Amie Adkin has been confirmed as SCS1 Deputy Director SERD – Risk Assessment, a promotion from G6 Head of Risk Assessment. 

The campaign for SCS2 Director People and Resources as concluded with the successful appointment of Ruth Nolan who was previously the Deputy Director for Finance & Planning. Ruth took up post on 21 August and planning is underway to recruit her replacement. 

Recruitment is also underway to appoint the SCS1 position Head of NFCU, with interviews scheduled for early September. 

31. In terms of other recruitment; 75 campaigns have gone live since June, recruiting to 87 roles. 

Higher Executive Officer (HEO) and Senior Executive Officer (SEO) Policy bulk recruitment is now completed. At HEO grade, a talent pool of 29 was created from which 21 have been appointed. At SEO grade, a talent pool of 18 was created from which 14 have been appointed. 
Plans are now underway to review the approach and trial a rolling campaign at HEO level to provide a pipeline of talent. 

32. The Connect Programme is the work to replace our HR, Finance and Payroll systems with one new system (Workday). Moving to a single Finance, Payroll and HR system will align us with the Government Shared Services (GSS) strategy, as well as giving us one fully automated and joined up system for many of our key functions which are currently split across several systems. This is due to go live on 4 September. We have appointed an external provider to provide us with application management services to ensure that we have the correct level of support for Workday internally if there are any issues.

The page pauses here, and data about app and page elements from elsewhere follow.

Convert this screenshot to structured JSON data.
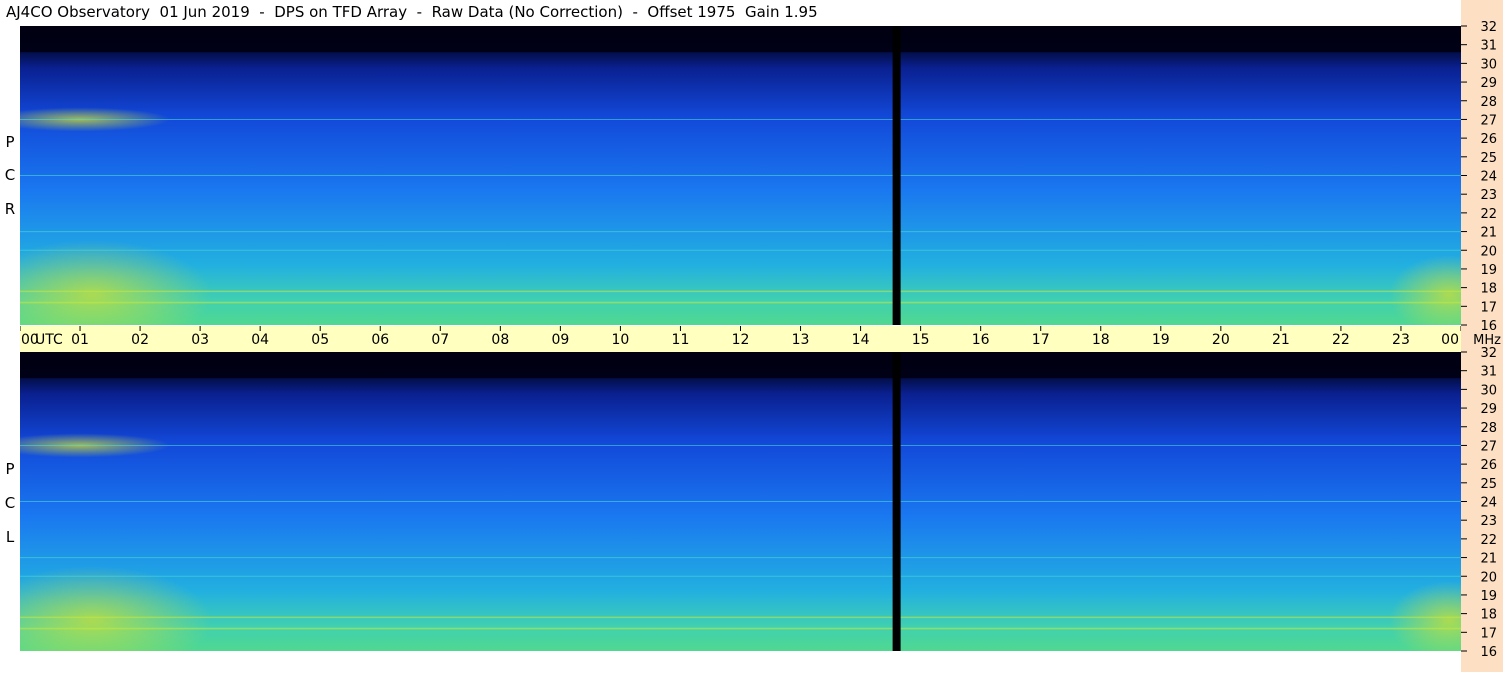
{
  "title": "AJ4CO Observatory  01 Jun 2019  -  DPS on TFD Array  -  Raw Data (No Correction)  -  Offset 1975  Gain 1.95",
  "colors": {
    "time_axis_bg": "#ffffc0",
    "freq_axis_bg": "#fde0c4",
    "spectrogram_low": "#000028",
    "spectrogram_mid": "#1a60ff",
    "spectrogram_high": "#33d0d0",
    "spectrogram_peak": "#d0e030",
    "gap": "#000000"
  },
  "chart_data": {
    "type": "heatmap",
    "title": "AJ4CO Observatory  01 Jun 2019  -  DPS on TFD Array  -  Raw Data (No Correction)  -  Offset 1975  Gain 1.95",
    "colormap": "jet",
    "x_axis": {
      "labels": [
        "00",
        "UTC",
        "01",
        "02",
        "03",
        "04",
        "05",
        "06",
        "07",
        "08",
        "09",
        "10",
        "11",
        "12",
        "13",
        "14",
        "15",
        "16",
        "17",
        "18",
        "19",
        "20",
        "21",
        "22",
        "23",
        "00"
      ],
      "ticks": [
        0,
        1,
        2,
        3,
        4,
        5,
        6,
        7,
        8,
        9,
        10,
        11,
        12,
        13,
        14,
        15,
        16,
        17,
        18,
        19,
        20,
        21,
        22,
        23,
        24
      ],
      "range": [
        0,
        24
      ]
    },
    "y_axis": {
      "unit": "MHz",
      "ticks": [
        "16",
        "17",
        "18",
        "19",
        "20",
        "21",
        "22",
        "23",
        "24",
        "25",
        "26",
        "27",
        "28",
        "29",
        "30",
        "31",
        "32"
      ],
      "range": [
        16,
        32
      ]
    },
    "gap_utc": 14.6,
    "panels": [
      {
        "label": [
          "R",
          "C",
          "P"
        ],
        "range_y": [
          16,
          32
        ]
      },
      {
        "label": [
          "L",
          "C",
          "P"
        ],
        "range_y": [
          16,
          32
        ]
      }
    ],
    "persistent_signals_mhz": [
      17.2,
      17.8,
      20.0,
      21.0,
      24.0,
      27.0
    ]
  }
}
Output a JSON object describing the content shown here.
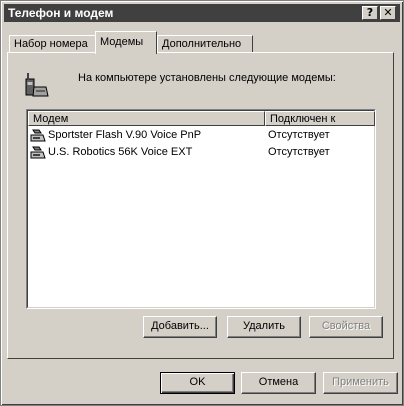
{
  "window": {
    "title": "Телефон и модем",
    "help_button": "?",
    "close_button": "✕"
  },
  "tabs": [
    {
      "label": "Набор номера",
      "active": false
    },
    {
      "label": "Модемы",
      "active": true
    },
    {
      "label": "Дополнительно",
      "active": false
    }
  ],
  "panel": {
    "intro_text": "На компьютере установлены следующие модемы:",
    "icon": "modem-phone-icon"
  },
  "modem_list": {
    "columns": [
      "Модем",
      "Подключен к"
    ],
    "rows": [
      {
        "name": "Sportster Flash V.90 Voice PnP",
        "connected": "Отсутствует",
        "icon": "modem-icon"
      },
      {
        "name": "U.S. Robotics 56K Voice EXT",
        "connected": "Отсутствует",
        "icon": "modem-icon"
      }
    ]
  },
  "panel_buttons": {
    "add": "Добавить...",
    "delete": "Удалить",
    "properties": "Свойства"
  },
  "dialog_buttons": {
    "ok": "OK",
    "cancel": "Отмена",
    "apply": "Применить"
  }
}
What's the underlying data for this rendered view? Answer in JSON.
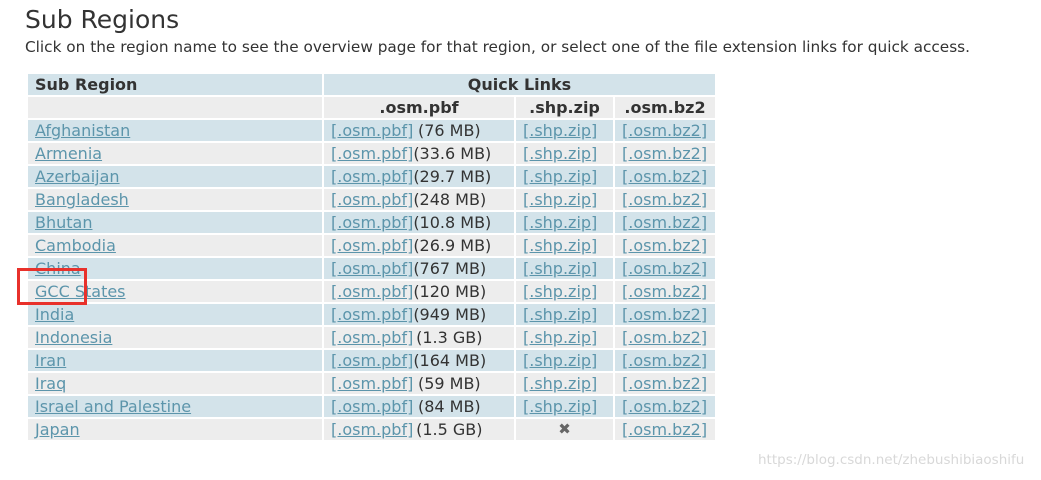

33. Work on our key year one deliverables in our People Plan continues, including completion of the strategic capabilities forecast and forming the foundations for the development of a corporate training plan, introduction of our new HR and Finance system, Workday, accomplishment of the Employers for Carers benchmark – Carer Confident level 2 and completion of this year’s pay award for staff up to and including Grade 6. 

Our communication campaign to promote and embed our ASPIRE values also continues. Led by BDG (Business Delivery Group) values champions, the engagement activities, including agenda items on all staff calls and managers’ calls, intranet articles and leadership blogs. September will see the spotlight on our Supportive value.